He called for a shift in the conversation around the country’s debt levels from its stock and quantum to the composition, explaining that the amount of debt in the hands of non-resident investors showed the level of vulnerability to which the economy was exposed.
The BoG’s summary of financial and economic data released last Thursday put Ghana’s debt stock at GH¢200 billion, equivalent to 58.1 per cent of domestic productivity measured in gross domestic product (GDP) as of May this year.
The Governor was responding to questions on the country’s debt levels at the bank’s Monetary Policy Committee (MPC) press conference in Accra yesterday.
“Our assessment is that Ghana’s debt stock is sustainable but that assessment is contingent on very high rates of growth,” he said.
Dr Addison explained that high growth rates led to a bigger national income, measured by GDP and that whittled down the debt-to-GDP ratio which was a key criterion in assessing debt sustainability.“It is also contingent on certain assumptions about interest rates and exchange rates,” the Governor added.
The data from the central bank showed that the public debt stock ended last year at GH¢173.2 billion, equivalent to 58 per cent of GDP but rose to GH¢198 billion, equivalent to 57.5 per cent in March this year.
It rose further to GH¢200 billion in May this year, partly due to exchange rate pressures on the external component of the debt within the period, the BoG Governor said.

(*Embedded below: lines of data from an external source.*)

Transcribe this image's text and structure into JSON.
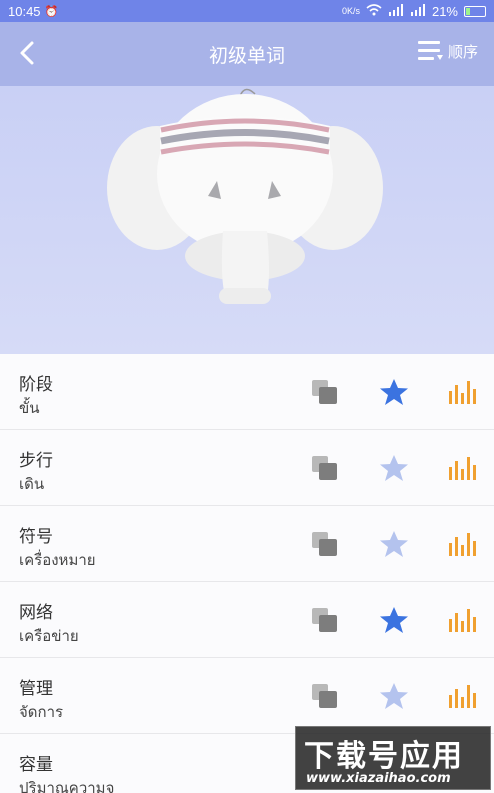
{
  "status_bar": {
    "time": "10:45",
    "network": "0K/s",
    "battery": "21%"
  },
  "header": {
    "title": "初级单词",
    "order_label": "顺序"
  },
  "words": [
    {
      "zh": "阶段",
      "th": "ขั้น",
      "starred": true
    },
    {
      "zh": "步行",
      "th": "เดิน",
      "starred": false
    },
    {
      "zh": "符号",
      "th": "เครื่องหมาย",
      "starred": false
    },
    {
      "zh": "网络",
      "th": "เครือข่าย",
      "starred": true
    },
    {
      "zh": "管理",
      "th": "จัดการ",
      "starred": false
    },
    {
      "zh": "容量",
      "th": "ปริมาณความจุ",
      "starred": false
    }
  ],
  "watermark": {
    "title": "下载号应用",
    "url": "www.xiazaihao.com"
  },
  "colors": {
    "accent": "#6f84e8",
    "star_active": "#3b73e0",
    "star_inactive": "#b4c3ee",
    "level_icon": "#f0a030",
    "copy_icon": "#7d7d7d"
  }
}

Similar data from the Ministry of Finance showed that as of March this year, foreign investors held about 67.17 per cent of the country’s debt stock, leaving a little above 30 per cent in the hands of domestic investors.
Shifts and sentiments
Dr Addison said the composition was worrying, given the vulnerability it posed.
He explained that while the central bank’s assessment had found the debt levels to be sustainable, the country needed to confront the reality that its debt composition made it vulnerable to foreign investor sentiments.
“I do not think we should shy away from the view that there are vulnerabilities; this is really what the discussions should be about,” he said.
“If you have a bit of external debt and you have significant non-resident holdings of your debt, you are vulnerable to movements in exchange rates.
“So, the discussion in reality should shift away from the question of debt sustainability to an assessment of how vulnerable are we to shifts and sentiments,” he said.
In addition to exposing the debt stock to the impact of foreign exchange rate pressures, having a chunk of a nation’s debt in the hands of foreign investors means that those investors could easily sell off their holdings and move to markets where yields are relatively higher.
IMF/World Bank assessment
The Governor’s comments on the sustainability and composition of the national debt stock come on the back of growing concerns that Ghana was accumulating debt at a quicker pace that posed risks to the economy.
Already, the World Bank and the International Monetary Fund (IMF) have maintained that Ghana was at a high risk of debt distress after their assessments found that public debt levels had breached three of their debt sustainability analysis criteria.
The country entered the list in 2015 and has since been unsuccessful in exiting that bracket.
Also, in April this year, a similar assessment by the Economic Commission for Africa (ECA) listed Ghana among 11 countries in the sub-region that were at high risk of debt distress.
Policy rate maintained
The BoG, however, maintained its benchmark policy rate at 16 per cent for the third time since January this year.
Dr Addison said the bank’s core mandate of price stability was on track, with inflation remaining within the target band in the last 15 months.
He said the MPC found that the pass-through effect from exchange rate depreciation was waning and the underlying inflationary pressures and expectations were all well anchored, hence the decision to stay the rate.
On the domestic front, Dr Addison said economic activity remained strong and broad-based.
He, however, noted that there were some downside risks to growth, mainly from subdued business sentiments and the recent increase in utility tariffs.
As a result, the governor said growth was expected to remain robust in the second half of the year.
“The medium-term outlook for the real sector is positive, based on improving consumer sentiments and continued recovery in private sector credit growth,” Dr Addison said.